You start with one school day in 1970s Omaha, and a universe of quotidian tragedies expands from there. Interlocking narratives bring preteen social rejects, high school bullies, and teachers of varying levels of honor from youth to maturity and beyond. And all in the unmistakable style of Chris Ware: graphic panels to be read with the same care as the greatest traditional prose, exploding the depicted mundanities into cubist journeys toward the past, the future, and the imagination. (See the throwback Martian sci-fi narrative in the middle of the book for just one example.) Few comics artists command Ware’s widespread respect, from audiences with only glancing interest in the form to those most steeped in its history as both “low” and “high” art. Rusty Brown (Pantheon, $35) is the first volume of a magnum opus, compiling pieces Ware has been slowly releasing since first beginning the project in 2001, immediately following publication of his breakthrough Jimmy Corrigan. That protracted timespan sits profoundly on each page, where every frame, whether immense or miniature, feels like a home — maybe not the home his characters would always want, but the one they’ve come to accept for themselves all the same.
Few are the writers who can turn their hand to anything, while still maintaining a consistent, vibrant voice. For over three decades, French author Emmanuel Carrère has been one of that group; this new collection of nonfiction written between 1990 and the present, 97,196 Words (Farrar, Straus and Giroux, $28), offers longtime readers a wonderful retrospective, while new readers will find it the perfect point of entry. Blending the rich storytelling of a novelist with the insight of a nonfiction writer, Carrère here, as elsewhere in his work, blurs the lines between the genres as he ranges from reflections on shifty writers like Truman Capote and Philip K. Dick, to heightened self-analysis brought to bear on interviews with Catherine Deneuve, from relationship columns for an Italian women’s magazine to empathetic crime narratives where the culprits have invented fake lives for themselves. And his profiles of where current-day political energy rests, with an eye on Davos and Macron and Russian dissidents, are potent, considered primers. But it’s always the storytelling that’s the key: reading Carrère is pure, alive pleasure.

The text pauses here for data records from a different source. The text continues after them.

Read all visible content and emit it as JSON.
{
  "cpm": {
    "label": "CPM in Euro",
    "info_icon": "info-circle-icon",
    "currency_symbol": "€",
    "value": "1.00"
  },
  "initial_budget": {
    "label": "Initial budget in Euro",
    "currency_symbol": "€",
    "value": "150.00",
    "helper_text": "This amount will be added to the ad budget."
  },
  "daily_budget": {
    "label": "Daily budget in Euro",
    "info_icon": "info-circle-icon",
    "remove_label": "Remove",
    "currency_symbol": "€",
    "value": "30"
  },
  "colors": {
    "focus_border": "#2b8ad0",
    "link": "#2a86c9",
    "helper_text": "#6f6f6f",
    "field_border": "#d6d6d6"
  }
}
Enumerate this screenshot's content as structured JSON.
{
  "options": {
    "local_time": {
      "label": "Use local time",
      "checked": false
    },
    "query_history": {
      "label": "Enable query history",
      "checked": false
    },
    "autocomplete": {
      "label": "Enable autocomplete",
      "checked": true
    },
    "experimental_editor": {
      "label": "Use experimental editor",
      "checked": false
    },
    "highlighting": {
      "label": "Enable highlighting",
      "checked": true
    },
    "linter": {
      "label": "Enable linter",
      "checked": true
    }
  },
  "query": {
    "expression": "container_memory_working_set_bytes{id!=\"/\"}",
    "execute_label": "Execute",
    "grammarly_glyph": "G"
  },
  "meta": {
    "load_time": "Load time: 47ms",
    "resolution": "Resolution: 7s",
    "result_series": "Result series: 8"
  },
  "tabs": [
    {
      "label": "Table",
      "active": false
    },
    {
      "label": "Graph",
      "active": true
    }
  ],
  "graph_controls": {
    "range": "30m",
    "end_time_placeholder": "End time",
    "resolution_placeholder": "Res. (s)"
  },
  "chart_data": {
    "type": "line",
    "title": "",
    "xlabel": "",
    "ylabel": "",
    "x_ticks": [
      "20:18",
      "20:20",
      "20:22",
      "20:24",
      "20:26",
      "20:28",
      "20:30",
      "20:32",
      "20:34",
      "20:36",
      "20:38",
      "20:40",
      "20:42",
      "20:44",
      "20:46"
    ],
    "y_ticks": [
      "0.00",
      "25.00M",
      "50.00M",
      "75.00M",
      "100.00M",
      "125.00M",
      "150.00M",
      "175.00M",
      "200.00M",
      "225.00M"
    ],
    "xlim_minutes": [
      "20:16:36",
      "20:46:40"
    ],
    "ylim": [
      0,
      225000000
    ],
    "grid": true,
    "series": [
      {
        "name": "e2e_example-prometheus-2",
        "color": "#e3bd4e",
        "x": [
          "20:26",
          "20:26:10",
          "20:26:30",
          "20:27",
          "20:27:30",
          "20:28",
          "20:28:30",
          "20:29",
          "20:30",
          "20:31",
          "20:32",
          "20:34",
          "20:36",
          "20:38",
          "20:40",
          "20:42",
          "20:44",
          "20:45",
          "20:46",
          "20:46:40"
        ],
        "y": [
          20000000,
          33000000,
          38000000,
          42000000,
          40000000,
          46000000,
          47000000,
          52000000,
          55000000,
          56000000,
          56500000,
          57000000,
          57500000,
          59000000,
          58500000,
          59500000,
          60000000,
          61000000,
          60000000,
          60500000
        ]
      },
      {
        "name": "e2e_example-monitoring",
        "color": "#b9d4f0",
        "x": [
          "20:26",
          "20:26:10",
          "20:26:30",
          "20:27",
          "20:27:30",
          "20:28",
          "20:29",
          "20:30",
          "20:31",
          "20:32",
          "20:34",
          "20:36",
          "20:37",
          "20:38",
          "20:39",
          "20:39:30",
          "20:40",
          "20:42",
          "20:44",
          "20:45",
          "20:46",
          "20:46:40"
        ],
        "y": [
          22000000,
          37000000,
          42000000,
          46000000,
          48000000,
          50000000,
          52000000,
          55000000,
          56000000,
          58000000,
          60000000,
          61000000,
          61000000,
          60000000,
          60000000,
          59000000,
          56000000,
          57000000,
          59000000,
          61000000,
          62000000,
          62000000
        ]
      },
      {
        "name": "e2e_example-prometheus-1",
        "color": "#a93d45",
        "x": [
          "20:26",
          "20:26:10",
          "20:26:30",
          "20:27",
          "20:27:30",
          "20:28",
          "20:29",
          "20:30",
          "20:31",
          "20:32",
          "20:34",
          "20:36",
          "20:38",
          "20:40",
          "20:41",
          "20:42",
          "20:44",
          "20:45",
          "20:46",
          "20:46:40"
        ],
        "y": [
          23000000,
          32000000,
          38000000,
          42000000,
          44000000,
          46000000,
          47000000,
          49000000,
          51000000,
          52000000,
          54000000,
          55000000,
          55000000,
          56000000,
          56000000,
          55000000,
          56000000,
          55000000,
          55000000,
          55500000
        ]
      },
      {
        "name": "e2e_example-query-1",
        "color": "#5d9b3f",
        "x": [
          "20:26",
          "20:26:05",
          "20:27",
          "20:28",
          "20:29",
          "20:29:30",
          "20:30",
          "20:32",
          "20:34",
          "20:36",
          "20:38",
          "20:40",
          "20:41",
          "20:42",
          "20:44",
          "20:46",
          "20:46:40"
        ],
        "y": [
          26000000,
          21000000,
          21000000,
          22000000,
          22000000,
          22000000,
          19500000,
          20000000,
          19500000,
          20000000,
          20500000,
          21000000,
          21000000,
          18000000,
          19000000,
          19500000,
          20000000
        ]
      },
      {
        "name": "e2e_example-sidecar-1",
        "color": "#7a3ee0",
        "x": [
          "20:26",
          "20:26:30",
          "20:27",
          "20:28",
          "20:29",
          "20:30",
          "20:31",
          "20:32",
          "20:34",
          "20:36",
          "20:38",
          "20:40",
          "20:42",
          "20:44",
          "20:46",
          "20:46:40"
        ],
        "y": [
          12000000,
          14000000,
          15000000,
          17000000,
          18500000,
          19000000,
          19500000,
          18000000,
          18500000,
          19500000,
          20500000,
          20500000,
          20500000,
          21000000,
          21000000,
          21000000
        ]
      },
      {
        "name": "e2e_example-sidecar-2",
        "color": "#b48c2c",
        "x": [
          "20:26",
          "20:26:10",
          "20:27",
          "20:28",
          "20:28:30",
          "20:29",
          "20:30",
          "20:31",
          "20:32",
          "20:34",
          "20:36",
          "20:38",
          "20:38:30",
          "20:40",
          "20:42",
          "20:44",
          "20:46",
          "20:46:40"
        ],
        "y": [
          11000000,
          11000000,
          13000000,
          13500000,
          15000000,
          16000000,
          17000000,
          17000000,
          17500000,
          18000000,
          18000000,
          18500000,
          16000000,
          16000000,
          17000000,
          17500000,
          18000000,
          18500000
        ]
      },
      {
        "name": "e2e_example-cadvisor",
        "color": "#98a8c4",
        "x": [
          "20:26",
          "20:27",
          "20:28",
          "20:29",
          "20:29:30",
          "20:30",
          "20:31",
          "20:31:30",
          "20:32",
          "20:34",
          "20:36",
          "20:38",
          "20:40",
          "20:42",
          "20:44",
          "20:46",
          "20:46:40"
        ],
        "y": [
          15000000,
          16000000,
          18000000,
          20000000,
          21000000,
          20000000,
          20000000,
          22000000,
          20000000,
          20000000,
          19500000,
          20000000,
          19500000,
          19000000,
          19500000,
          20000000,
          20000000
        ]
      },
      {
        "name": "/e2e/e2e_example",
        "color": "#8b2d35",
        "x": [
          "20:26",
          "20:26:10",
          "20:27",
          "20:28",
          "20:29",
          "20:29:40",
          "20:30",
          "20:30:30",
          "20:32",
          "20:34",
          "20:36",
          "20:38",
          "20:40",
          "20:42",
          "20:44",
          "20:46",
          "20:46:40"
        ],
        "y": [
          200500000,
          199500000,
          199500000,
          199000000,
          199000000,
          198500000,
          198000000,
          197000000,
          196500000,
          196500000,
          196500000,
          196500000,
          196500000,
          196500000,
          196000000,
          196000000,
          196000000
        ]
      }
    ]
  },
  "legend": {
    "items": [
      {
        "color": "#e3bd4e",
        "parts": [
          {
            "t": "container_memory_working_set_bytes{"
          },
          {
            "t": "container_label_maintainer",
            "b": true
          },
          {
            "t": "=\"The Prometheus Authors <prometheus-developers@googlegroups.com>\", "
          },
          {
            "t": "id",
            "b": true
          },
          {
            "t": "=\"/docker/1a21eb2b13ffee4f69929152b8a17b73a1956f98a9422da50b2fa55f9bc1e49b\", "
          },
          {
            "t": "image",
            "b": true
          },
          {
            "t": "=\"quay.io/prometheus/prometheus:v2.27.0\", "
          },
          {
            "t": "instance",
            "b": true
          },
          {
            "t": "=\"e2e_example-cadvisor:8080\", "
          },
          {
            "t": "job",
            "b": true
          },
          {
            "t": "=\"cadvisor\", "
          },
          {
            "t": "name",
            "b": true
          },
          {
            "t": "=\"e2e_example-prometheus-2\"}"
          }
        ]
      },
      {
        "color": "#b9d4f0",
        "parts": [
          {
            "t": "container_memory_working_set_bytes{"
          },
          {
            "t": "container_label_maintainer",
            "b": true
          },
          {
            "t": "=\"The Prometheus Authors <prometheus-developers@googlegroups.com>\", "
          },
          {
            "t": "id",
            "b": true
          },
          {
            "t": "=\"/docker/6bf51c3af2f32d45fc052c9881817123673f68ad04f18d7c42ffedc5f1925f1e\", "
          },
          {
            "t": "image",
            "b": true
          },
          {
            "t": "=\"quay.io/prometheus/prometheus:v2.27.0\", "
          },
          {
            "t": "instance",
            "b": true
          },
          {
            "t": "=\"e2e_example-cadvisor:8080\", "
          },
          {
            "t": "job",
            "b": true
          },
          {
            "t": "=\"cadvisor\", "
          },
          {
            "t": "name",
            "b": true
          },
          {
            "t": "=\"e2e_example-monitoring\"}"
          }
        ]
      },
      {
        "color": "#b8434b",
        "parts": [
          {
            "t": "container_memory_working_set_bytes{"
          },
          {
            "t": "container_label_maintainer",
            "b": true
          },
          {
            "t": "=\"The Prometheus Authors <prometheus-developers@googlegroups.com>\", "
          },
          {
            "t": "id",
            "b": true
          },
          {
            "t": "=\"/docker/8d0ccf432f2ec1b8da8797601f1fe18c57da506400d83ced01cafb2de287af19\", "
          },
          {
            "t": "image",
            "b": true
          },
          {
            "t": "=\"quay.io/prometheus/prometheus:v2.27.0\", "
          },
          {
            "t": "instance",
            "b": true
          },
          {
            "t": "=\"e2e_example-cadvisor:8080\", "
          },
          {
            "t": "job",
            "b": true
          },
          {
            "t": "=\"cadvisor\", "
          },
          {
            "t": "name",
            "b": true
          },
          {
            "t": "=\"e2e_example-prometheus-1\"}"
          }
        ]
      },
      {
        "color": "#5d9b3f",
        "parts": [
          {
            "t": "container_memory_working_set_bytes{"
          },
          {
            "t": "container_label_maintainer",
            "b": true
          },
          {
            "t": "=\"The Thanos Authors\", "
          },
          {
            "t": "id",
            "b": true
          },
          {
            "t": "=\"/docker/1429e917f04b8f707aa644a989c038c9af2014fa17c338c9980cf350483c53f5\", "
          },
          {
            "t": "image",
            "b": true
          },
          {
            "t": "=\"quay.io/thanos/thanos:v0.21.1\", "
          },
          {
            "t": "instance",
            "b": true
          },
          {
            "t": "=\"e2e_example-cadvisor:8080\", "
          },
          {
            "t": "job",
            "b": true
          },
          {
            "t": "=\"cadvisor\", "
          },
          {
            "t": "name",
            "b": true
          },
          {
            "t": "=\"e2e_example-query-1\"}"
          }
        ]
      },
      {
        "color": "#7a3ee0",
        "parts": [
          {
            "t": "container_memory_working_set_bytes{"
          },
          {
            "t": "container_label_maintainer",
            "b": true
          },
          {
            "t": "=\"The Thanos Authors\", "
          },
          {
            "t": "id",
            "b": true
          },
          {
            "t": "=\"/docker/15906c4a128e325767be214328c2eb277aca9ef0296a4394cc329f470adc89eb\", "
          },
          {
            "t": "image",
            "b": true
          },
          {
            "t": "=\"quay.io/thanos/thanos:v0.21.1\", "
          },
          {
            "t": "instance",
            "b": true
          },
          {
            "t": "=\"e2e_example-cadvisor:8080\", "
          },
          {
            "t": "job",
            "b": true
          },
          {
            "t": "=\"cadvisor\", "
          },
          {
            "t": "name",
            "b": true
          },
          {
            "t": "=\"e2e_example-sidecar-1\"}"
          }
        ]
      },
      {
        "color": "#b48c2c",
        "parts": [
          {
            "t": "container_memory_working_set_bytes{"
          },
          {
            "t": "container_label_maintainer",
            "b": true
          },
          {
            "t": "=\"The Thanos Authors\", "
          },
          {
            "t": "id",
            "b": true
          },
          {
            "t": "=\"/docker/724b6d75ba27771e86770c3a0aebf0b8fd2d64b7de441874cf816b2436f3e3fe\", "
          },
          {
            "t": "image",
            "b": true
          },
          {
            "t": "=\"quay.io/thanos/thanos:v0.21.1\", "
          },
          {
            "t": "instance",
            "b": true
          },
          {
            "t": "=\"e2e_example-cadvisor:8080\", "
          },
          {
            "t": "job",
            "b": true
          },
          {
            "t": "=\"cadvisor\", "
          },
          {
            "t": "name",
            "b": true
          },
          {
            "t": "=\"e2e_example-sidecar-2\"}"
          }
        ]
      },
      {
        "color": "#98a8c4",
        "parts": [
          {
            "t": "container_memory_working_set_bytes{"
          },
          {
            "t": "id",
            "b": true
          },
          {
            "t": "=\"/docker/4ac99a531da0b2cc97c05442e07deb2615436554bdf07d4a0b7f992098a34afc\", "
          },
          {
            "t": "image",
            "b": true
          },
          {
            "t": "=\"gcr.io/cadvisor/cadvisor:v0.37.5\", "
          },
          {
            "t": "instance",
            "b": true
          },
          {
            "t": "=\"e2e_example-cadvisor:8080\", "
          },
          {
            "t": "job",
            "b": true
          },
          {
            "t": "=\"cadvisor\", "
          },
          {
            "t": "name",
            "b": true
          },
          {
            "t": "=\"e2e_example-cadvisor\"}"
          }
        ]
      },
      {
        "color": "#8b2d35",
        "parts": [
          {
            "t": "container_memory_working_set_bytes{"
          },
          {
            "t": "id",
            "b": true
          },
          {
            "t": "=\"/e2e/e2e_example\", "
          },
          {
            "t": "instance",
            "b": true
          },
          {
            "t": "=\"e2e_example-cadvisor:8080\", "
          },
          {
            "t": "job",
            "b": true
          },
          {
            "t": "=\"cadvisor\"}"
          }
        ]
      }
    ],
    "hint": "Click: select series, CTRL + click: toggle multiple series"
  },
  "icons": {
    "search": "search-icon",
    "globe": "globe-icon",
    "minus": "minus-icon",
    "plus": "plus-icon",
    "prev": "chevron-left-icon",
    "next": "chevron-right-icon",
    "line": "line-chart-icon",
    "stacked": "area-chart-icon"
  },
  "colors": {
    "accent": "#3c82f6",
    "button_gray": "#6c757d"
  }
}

To reduce an irreducible book, this is a set of linked essays around breast cancer: the author’s own, those of figures like Susan Sontag and Audre Lorde, and those of the pseudonymous Internet posters. You’ll laugh, you’ll cry, but mostly you’ll think, not least about why some things might make you laugh and cry instead of others. And none are better at infusing that deep thought into their vocabulary and syntax than Anne Boyer. It’s the kind of book where certain passages hit so hard, you have to step back for a second to feel your basest-level reasoning alter, about the cancer-care marketplace and much beyond. For someone writing so eloquently about oncologically-induced exhaustion, Boyer’s is the most alert writing of the year.